DATA EXTRACTS:

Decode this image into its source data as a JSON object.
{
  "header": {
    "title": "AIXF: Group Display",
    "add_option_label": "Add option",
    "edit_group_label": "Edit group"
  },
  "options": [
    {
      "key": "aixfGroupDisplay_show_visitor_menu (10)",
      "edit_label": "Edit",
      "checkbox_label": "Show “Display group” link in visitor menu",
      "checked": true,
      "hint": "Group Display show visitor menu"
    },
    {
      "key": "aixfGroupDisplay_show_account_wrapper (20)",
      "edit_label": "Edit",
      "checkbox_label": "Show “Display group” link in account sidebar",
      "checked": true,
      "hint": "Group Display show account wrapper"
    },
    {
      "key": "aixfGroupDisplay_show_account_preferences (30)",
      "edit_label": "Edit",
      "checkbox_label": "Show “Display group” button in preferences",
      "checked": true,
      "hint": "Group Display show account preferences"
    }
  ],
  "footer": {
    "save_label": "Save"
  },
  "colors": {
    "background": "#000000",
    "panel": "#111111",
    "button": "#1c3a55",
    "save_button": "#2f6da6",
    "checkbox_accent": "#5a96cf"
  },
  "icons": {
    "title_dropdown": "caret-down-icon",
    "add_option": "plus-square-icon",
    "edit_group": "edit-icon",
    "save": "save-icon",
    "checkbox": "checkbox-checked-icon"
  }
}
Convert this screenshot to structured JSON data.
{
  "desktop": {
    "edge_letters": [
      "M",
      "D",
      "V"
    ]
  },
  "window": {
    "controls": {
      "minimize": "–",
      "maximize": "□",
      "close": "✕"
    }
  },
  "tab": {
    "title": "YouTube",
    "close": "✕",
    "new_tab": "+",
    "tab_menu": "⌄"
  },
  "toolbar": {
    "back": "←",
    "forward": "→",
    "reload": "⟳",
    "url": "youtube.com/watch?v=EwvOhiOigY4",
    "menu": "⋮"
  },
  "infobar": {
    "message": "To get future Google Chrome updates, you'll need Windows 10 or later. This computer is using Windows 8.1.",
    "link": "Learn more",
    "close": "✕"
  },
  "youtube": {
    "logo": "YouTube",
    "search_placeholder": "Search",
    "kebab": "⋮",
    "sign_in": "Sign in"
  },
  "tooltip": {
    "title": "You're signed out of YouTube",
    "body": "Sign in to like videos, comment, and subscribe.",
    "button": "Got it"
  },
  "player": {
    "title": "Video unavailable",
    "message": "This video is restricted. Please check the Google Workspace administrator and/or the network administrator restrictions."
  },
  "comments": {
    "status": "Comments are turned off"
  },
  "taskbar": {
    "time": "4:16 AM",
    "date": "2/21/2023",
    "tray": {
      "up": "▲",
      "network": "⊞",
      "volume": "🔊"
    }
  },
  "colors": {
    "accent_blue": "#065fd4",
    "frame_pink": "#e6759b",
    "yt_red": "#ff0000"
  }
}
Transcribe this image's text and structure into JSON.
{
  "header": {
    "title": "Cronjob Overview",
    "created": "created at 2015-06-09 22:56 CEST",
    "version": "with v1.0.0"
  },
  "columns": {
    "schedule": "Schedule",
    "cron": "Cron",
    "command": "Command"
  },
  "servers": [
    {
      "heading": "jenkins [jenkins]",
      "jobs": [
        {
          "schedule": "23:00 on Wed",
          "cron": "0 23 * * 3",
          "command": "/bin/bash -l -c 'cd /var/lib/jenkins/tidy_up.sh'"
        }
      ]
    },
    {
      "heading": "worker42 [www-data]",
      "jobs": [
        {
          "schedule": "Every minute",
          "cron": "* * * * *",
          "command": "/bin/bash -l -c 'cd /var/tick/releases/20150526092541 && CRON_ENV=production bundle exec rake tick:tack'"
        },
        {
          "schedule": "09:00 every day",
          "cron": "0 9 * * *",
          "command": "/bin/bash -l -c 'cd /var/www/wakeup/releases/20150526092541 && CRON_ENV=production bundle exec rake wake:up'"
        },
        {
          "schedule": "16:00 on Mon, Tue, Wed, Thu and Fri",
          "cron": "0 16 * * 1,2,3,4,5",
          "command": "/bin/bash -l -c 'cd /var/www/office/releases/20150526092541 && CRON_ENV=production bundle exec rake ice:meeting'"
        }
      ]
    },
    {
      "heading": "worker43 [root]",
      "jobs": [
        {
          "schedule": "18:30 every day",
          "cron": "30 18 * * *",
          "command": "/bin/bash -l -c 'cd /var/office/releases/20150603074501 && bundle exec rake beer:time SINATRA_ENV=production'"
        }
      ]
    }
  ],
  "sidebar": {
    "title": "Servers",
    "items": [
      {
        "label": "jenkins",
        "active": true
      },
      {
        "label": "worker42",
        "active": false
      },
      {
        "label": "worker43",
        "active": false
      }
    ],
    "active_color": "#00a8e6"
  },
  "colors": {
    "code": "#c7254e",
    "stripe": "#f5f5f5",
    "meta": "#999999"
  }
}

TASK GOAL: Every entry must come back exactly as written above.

REPLY TO THE TASK:
Decode this image into its source data as a JSON object.
{
  "header": {
    "title": "AIXF: Group Display",
    "add_option_label": "Add option",
    "edit_group_label": "Edit group"
  },
  "options": [
    {
      "key": "aixfGroupDisplay_show_visitor_menu (10)",
      "edit_label": "Edit",
      "checkbox_label": "Show “Display group” link in visitor menu",
      "checked": true,
      "hint": "Group Display show visitor menu"
    },
    {
      "key": "aixfGroupDisplay_show_account_wrapper (20)",
      "edit_label": "Edit",
      "checkbox_label": "Show “Display group” link in account sidebar",
      "checked": true,
      "hint": "Group Display show account wrapper"
    },
    {
      "key": "aixfGroupDisplay_show_account_preferences (30)",
      "edit_label": "Edit",
      "checkbox_label": "Show “Display group” button in preferences",
      "checked": true,
      "hint": "Group Display show account preferences"
    }
  ],
  "footer": {
    "save_label": "Save"
  },
  "colors": {
    "background": "#000000",
    "panel": "#111111",
    "button": "#1c3a55",
    "save_button": "#2f6da6",
    "checkbox_accent": "#5a96cf"
  },
  "icons": {
    "title_dropdown": "caret-down-icon",
    "add_option": "plus-square-icon",
    "edit_group": "edit-icon",
    "save": "save-icon",
    "checkbox": "checkbox-checked-icon"
  }
}
Convert this screenshot to structured JSON data.
{
  "desktop": {
    "edge_letters": [
      "M",
      "D",
      "V"
    ]
  },
  "window": {
    "controls": {
      "minimize": "–",
      "maximize": "□",
      "close": "✕"
    }
  },
  "tab": {
    "title": "YouTube",
    "close": "✕",
    "new_tab": "+",
    "tab_menu": "⌄"
  },
  "toolbar": {
    "back": "←",
    "forward": "→",
    "reload": "⟳",
    "url": "youtube.com/watch?v=EwvOhiOigY4",
    "menu": "⋮"
  },
  "infobar": {
    "message": "To get future Google Chrome updates, you'll need Windows 10 or later. This computer is using Windows 8.1.",
    "link": "Learn more",
    "close": "✕"
  },
  "youtube": {
    "logo": "YouTube",
    "search_placeholder": "Search",
    "kebab": "⋮",
    "sign_in": "Sign in"
  },
  "tooltip": {
    "title": "You're signed out of YouTube",
    "body": "Sign in to like videos, comment, and subscribe.",
    "button": "Got it"
  },
  "player": {
    "title": "Video unavailable",
    "message": "This video is restricted. Please check the Google Workspace administrator and/or the network administrator restrictions."
  },
  "comments": {
    "status": "Comments are turned off"
  },
  "taskbar": {
    "time": "4:16 AM",
    "date": "2/21/2023",
    "tray": {
      "up": "▲",
      "network": "⊞",
      "volume": "🔊"
    }
  },
  "colors": {
    "accent_blue": "#065fd4",
    "frame_pink": "#e6759b",
    "yt_red": "#ff0000"
  }
}
Transcribe this image's text and structure into JSON.
{
  "header": {
    "title": "Cronjob Overview",
    "created": "created at 2015-06-09 22:56 CEST",
    "version": "with v1.0.0"
  },
  "columns": {
    "schedule": "Schedule",
    "cron": "Cron",
    "command": "Command"
  },
  "servers": [
    {
      "heading": "jenkins [jenkins]",
      "jobs": [
        {
          "schedule": "23:00 on Wed",
          "cron": "0 23 * * 3",
          "command": "/bin/bash -l -c 'cd /var/lib/jenkins/tidy_up.sh'"
        }
      ]
    },
    {
      "heading": "worker42 [www-data]",
      "jobs": [
        {
          "schedule": "Every minute",
          "cron": "* * * * *",
          "command": "/bin/bash -l -c 'cd /var/tick/releases/20150526092541 && CRON_ENV=production bundle exec rake tick:tack'"
        },
        {
          "schedule": "09:00 every day",
          "cron": "0 9 * * *",
          "command": "/bin/bash -l -c 'cd /var/www/wakeup/releases/20150526092541 && CRON_ENV=production bundle exec rake wake:up'"
        },
        {
          "schedule": "16:00 on Mon, Tue, Wed, Thu and Fri",
          "cron": "0 16 * * 1,2,3,4,5",
          "command": "/bin/bash -l -c 'cd /var/www/office/releases/20150526092541 && CRON_ENV=production bundle exec rake ice:meeting'"
        }
      ]
    },
    {
      "heading": "worker43 [root]",
      "jobs": [
        {
          "schedule": "18:30 every day",
          "cron": "30 18 * * *",
          "command": "/bin/bash -l -c 'cd /var/office/releases/20150603074501 && bundle exec rake beer:time SINATRA_ENV=production'"
        }
      ]
    }
  ],
  "sidebar": {
    "title": "Servers",
    "items": [
      {
        "label": "jenkins",
        "active": true
      },
      {
        "label": "worker42",
        "active": false
      },
      {
        "label": "worker43",
        "active": false
      }
    ],
    "active_color": "#00a8e6"
  },
  "colors": {
    "code": "#c7254e",
    "stripe": "#f5f5f5",
    "meta": "#999999"
  }
}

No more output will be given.